• [What to do]
For the records that follow, give the number of lines in which the word "Canned" occurs, with nothing added.

##########

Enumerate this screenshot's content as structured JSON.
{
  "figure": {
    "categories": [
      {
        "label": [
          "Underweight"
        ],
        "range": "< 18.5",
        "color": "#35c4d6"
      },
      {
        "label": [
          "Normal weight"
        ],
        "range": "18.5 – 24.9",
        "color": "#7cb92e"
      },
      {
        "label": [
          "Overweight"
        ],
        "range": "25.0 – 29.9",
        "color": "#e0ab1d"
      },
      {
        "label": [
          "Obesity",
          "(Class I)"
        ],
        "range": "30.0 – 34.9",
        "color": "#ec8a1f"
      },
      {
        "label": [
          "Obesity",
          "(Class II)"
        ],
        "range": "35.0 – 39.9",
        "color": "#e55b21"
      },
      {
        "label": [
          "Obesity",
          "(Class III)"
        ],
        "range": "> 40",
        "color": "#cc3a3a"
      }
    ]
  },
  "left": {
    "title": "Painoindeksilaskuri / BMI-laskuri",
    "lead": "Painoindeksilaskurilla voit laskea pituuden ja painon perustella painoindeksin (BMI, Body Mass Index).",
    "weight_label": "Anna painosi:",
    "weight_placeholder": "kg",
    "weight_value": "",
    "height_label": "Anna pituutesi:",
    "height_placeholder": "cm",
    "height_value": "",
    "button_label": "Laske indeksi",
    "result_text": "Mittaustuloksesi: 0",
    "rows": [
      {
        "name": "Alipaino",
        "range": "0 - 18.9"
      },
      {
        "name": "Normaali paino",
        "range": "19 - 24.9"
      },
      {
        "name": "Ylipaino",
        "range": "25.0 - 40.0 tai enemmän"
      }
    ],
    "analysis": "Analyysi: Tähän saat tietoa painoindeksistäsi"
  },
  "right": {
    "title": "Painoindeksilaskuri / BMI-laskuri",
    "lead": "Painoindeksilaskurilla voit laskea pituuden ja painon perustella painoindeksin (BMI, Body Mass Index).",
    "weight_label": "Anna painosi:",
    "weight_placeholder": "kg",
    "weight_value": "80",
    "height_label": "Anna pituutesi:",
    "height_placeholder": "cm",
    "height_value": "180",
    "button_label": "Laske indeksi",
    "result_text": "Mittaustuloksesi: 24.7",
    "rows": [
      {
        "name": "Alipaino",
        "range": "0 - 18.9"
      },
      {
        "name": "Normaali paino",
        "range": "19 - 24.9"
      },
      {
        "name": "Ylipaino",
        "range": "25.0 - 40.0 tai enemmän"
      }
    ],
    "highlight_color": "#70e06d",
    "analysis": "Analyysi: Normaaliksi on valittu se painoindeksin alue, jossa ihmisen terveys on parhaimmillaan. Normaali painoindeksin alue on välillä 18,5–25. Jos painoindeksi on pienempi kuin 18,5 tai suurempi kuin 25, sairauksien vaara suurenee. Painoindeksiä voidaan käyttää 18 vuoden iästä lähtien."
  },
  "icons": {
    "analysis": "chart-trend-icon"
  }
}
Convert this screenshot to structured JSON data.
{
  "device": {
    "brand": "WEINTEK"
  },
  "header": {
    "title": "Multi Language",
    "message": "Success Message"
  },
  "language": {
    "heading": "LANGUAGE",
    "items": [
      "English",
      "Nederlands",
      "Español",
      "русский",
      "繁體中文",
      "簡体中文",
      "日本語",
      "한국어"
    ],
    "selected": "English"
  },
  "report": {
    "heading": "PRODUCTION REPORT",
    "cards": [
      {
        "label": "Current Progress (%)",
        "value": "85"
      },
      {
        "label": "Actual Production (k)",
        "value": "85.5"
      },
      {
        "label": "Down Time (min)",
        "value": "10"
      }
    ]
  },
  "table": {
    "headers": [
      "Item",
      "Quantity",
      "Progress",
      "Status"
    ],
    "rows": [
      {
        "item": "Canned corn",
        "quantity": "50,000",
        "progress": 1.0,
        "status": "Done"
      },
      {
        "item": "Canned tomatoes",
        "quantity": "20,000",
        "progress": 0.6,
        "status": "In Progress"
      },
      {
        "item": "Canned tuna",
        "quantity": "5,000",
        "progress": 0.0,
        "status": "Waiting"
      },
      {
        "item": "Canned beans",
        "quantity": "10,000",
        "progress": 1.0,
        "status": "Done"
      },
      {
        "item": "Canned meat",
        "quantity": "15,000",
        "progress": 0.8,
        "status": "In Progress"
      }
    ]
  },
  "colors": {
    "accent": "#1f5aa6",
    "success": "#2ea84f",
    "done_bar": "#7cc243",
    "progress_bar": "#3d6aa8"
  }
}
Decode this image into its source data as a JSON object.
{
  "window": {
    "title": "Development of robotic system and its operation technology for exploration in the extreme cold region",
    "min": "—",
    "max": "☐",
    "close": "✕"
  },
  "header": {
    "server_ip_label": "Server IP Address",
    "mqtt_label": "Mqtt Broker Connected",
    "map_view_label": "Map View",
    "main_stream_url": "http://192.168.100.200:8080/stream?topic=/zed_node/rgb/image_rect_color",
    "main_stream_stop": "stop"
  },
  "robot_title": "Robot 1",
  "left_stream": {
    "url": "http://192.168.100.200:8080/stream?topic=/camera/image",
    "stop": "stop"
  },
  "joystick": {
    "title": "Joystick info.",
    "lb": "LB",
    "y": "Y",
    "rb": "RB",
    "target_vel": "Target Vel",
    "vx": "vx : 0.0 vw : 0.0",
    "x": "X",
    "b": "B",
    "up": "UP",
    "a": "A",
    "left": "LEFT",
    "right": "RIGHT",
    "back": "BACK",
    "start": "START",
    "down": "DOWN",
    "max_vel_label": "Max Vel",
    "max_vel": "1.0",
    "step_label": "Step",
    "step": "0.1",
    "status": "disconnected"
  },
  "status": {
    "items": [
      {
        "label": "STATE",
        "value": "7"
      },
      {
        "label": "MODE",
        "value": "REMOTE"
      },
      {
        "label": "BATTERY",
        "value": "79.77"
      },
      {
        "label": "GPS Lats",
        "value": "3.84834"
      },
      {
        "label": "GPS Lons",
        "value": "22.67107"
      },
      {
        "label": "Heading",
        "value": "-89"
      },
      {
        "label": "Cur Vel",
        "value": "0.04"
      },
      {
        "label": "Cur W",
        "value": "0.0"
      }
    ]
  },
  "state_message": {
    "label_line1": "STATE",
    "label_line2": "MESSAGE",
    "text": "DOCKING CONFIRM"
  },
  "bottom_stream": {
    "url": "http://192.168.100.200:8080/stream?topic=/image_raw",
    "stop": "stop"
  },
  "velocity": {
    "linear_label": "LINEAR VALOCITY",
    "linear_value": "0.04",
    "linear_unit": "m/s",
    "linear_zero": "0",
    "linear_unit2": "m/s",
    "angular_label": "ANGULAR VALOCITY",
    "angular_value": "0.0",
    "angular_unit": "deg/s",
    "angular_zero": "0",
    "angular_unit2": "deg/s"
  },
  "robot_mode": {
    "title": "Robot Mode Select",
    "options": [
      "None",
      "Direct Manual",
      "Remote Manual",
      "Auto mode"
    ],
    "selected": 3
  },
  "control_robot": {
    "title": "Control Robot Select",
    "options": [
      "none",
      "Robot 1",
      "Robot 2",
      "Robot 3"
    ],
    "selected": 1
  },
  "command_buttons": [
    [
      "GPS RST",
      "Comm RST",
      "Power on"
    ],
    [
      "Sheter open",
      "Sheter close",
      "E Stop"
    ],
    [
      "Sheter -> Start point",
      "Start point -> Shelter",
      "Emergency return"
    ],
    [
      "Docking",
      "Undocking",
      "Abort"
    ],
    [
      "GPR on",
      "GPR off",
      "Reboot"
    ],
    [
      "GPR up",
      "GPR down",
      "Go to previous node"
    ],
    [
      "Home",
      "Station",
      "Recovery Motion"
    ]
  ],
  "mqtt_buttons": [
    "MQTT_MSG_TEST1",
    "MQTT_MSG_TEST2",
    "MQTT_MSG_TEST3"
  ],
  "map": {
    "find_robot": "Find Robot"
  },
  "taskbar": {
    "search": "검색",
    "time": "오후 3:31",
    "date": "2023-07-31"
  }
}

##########

• [Result of this task]
5